== Task requirements ==
Copy out each line of the data that includes the string "this".

== Extracted information ==
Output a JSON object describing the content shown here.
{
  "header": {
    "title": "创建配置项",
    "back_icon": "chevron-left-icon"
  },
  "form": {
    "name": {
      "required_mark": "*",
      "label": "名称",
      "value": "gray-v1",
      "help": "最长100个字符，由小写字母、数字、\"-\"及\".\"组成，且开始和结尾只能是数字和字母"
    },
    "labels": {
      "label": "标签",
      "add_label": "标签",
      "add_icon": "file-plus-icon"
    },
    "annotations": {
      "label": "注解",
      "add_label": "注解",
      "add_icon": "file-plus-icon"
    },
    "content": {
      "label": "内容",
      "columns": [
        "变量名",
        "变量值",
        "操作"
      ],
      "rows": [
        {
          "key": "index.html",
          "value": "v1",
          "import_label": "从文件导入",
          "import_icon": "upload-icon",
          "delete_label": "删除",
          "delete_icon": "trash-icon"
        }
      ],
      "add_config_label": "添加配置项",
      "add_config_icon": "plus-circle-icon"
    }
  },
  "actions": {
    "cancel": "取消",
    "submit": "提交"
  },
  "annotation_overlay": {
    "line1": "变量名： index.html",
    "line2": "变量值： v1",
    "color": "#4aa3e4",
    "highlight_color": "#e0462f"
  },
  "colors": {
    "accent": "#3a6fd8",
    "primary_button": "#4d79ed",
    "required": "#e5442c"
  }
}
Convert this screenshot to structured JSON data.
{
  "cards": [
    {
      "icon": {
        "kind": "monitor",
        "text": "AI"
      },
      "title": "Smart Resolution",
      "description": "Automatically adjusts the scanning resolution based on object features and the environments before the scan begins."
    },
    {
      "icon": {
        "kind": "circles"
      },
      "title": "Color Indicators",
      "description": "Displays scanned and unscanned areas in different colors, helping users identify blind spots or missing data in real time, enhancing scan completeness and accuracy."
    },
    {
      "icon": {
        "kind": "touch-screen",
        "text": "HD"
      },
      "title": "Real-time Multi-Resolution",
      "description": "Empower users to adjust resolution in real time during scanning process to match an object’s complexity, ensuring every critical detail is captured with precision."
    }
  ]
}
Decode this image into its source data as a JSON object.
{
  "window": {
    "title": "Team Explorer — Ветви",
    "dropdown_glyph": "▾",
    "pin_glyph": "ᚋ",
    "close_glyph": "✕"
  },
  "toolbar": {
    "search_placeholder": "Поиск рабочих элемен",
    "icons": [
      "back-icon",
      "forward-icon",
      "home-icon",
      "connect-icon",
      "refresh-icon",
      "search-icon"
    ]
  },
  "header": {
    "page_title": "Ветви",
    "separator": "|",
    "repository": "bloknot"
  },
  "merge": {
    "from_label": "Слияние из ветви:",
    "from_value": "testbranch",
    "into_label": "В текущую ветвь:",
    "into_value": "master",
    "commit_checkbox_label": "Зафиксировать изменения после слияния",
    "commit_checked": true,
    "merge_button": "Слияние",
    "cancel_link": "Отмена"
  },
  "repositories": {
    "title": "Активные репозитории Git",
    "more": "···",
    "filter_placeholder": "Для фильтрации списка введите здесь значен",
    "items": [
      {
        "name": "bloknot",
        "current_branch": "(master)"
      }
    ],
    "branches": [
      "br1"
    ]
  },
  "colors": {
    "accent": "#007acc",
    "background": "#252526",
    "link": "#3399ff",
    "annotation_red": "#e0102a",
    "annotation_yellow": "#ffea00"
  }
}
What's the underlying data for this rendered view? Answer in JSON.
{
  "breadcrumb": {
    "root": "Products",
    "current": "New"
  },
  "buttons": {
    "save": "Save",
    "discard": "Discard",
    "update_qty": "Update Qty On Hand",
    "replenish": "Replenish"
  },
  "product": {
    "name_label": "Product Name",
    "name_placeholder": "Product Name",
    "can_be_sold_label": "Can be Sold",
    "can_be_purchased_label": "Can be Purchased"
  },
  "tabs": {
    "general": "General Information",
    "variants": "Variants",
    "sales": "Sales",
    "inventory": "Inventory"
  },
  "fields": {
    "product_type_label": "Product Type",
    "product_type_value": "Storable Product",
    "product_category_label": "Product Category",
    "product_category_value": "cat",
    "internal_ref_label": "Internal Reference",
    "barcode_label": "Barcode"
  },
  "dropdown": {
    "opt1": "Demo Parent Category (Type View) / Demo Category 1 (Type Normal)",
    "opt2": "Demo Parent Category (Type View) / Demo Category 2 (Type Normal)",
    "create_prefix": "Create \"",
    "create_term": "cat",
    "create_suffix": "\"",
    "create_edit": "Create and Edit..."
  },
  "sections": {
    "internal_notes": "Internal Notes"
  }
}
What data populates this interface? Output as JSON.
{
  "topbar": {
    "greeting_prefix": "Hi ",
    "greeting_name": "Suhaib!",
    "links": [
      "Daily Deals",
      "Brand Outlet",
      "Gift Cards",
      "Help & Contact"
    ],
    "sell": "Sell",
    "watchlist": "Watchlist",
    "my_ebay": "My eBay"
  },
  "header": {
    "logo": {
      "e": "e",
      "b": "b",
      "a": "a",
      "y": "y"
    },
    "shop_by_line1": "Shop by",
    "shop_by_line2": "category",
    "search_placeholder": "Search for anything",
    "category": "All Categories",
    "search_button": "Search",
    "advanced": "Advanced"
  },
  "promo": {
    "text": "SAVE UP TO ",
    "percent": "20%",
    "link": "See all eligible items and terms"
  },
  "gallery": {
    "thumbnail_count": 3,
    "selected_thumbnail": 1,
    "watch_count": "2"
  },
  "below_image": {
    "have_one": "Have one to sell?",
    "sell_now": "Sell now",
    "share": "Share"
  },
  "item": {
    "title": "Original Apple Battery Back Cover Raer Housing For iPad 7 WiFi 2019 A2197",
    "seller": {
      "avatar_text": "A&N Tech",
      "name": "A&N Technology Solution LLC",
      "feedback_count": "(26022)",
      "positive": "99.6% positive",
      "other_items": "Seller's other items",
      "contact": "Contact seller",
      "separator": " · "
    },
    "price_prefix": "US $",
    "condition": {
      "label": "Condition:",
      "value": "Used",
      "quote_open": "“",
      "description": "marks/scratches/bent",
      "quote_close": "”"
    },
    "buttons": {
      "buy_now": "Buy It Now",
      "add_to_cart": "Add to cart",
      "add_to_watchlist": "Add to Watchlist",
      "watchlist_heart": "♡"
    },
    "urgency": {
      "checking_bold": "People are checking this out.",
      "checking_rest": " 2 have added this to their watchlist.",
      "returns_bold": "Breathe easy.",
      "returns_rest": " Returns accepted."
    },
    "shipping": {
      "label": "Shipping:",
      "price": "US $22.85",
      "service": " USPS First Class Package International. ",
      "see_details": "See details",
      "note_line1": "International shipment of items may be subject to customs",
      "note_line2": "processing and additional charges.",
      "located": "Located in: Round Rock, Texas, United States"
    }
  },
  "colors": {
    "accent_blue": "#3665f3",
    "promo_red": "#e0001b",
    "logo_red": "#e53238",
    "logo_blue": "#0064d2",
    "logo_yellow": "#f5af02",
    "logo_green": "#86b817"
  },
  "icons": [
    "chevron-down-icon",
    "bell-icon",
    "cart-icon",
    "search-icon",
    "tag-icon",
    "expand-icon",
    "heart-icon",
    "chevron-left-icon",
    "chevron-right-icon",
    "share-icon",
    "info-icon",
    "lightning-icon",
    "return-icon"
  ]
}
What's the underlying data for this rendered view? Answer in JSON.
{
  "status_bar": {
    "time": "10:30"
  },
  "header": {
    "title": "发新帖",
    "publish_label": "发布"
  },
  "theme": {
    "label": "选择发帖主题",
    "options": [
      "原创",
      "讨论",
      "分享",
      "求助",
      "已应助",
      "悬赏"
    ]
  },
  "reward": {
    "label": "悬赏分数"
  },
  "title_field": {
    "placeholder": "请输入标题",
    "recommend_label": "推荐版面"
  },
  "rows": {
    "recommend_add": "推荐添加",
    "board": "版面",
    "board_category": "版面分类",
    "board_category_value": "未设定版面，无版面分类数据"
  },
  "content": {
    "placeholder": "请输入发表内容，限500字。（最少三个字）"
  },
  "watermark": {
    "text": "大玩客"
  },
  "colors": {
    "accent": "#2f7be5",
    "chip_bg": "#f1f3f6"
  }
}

== Problem solution ==
Convert this screenshot to structured JSON data.
Decode this image into its source data as a JSON object.
What's the underlying data for this rendered view? Answer in JSON.
What data populates this interface? Output as JSON.
      "checking_bold": "People are checking this out.",
      "checking_rest": " 2 have added this to their watchlist.",
What's the underlying data for this rendered view? Answer in JSON.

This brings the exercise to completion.